Fighting the insurance company on your own, without legal experience and while you're trying to rebuild your life, is rarely a good idea, to say the least. That's why you need a vigilant and aggressive legal defense. If you've been injured due to someone else's negligence, contact the personal injury lawyers at Herschensohn Law today for a free consultation. You owe us nothing for the evaluation of the case and will continue to owe us nothing unless and until we win for you.
To request your consultation, call us at (20) 588-4344 or use our handy online form. The content provided here is for informational purposes only and should not be interpreted as legal advice on any topic. After a worker was electrocuted at a construction site and suffered life-changing injuries, we fought and won on his behalf. When a retiree died in a truck accident, we made sure that their grieving family received fair compensation.
When a faulty medical device harmed our client, we fought to ensure that they had the financial compensation needed to recover. When you request your free consultation, Kent personal injury lawyer Zach Herschensohn will listen to you, answer your questions, explain your legal options, and provide practical legal advice. When you work with our law office, there are no obligations, no hidden fees or small print. Washington is not a no-fault insurance state.
Washington operates under a liability system to process car accident complaints. That means that when an accident occurs, blame is placed on one or both drivers. When no-fault insurance was first implemented, several states thought it would simplify the process of treating car accidents. All drivers in Washington are required to have liability insurance that covers them in the event that they cause damage to someone else's property, injury to another person, or death.
Kapuza Lighty PLLC of Yakima, Washington, has handled cases like this throughout Eastern Washington, including Grant, Benton and Kittitas Counties. In civil liability law, the duty of care is a legal obligation imposed on a person, company, or organization that requires them to act with a reasonable standard of care when carrying out any action that could predictably harm other people. A person involved in a car accident in Washington State has the right to file a lawsuit for uncompensated economic damages, such as lost wages and medical expenses, and for non-economic damages, such as pain and suffering. The Washington Supreme Court has found that a legal limit on non-economic damages constitutes an unconstitutional violation of the right to a trial by jury, making Washington a fair state for personal injury lawsuits.
Every driver must still have insurance, but the at-fault driver's insurance pays all (or most) of the bill. With the PIP, an insured driver is covered for injuries that occur to him or his family members or passengers in a car accident. If you were injured in a car accident and were taken to a hospital and received treatment, you might consider having a lawyer review your case.
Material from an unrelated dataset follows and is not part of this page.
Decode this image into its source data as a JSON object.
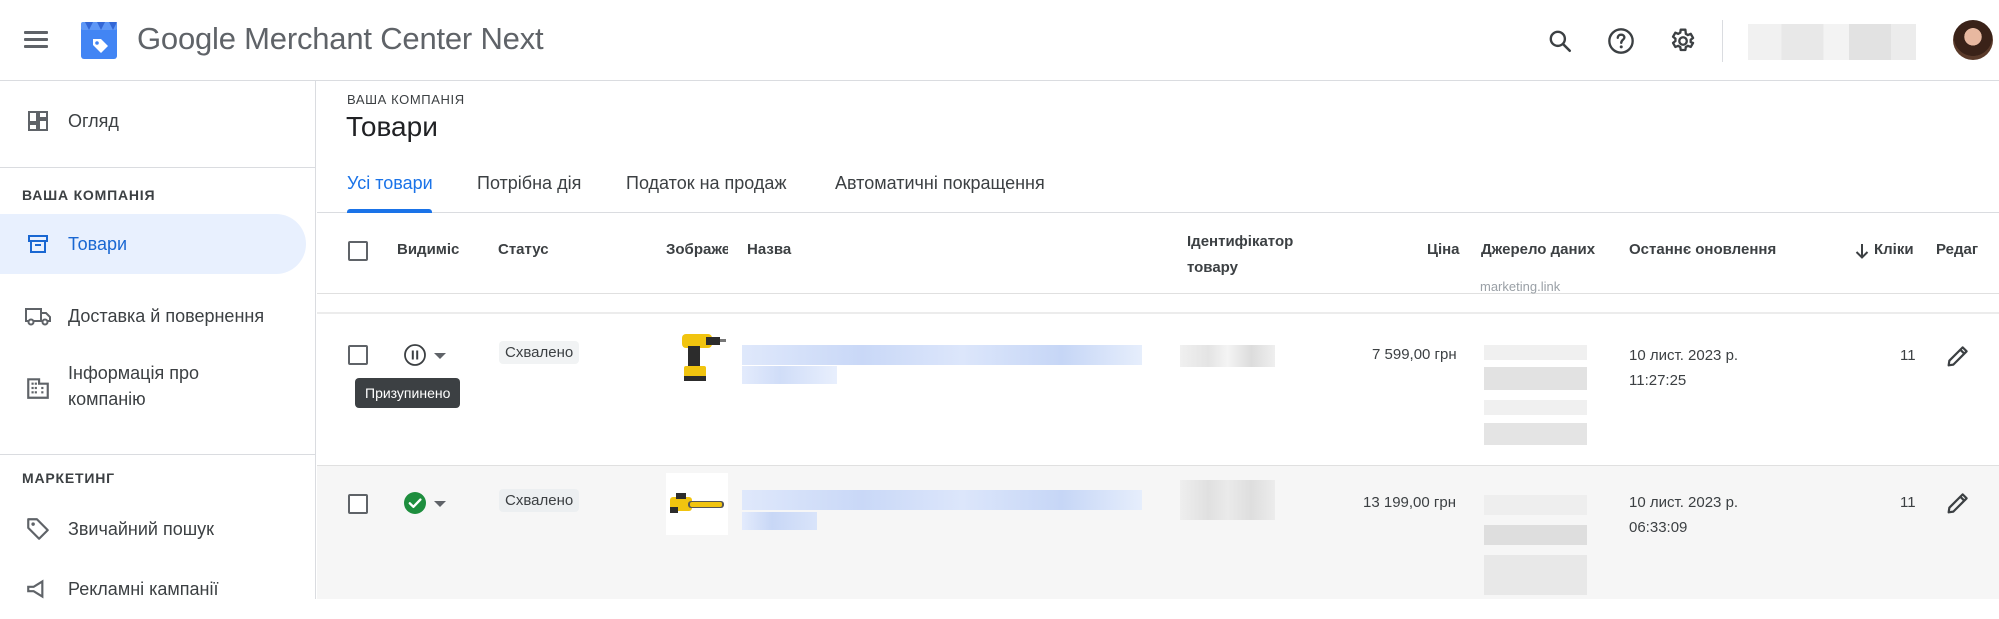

If you are in a moving vehicle when an accident occurs, stop immediately and safely on the side of the road, turn off the car and turn on the emergency lights.
On the other hand, if they only have the minimum policy offered by their insurance company, it's more than likely that they don't have significant assets to take advantage of. .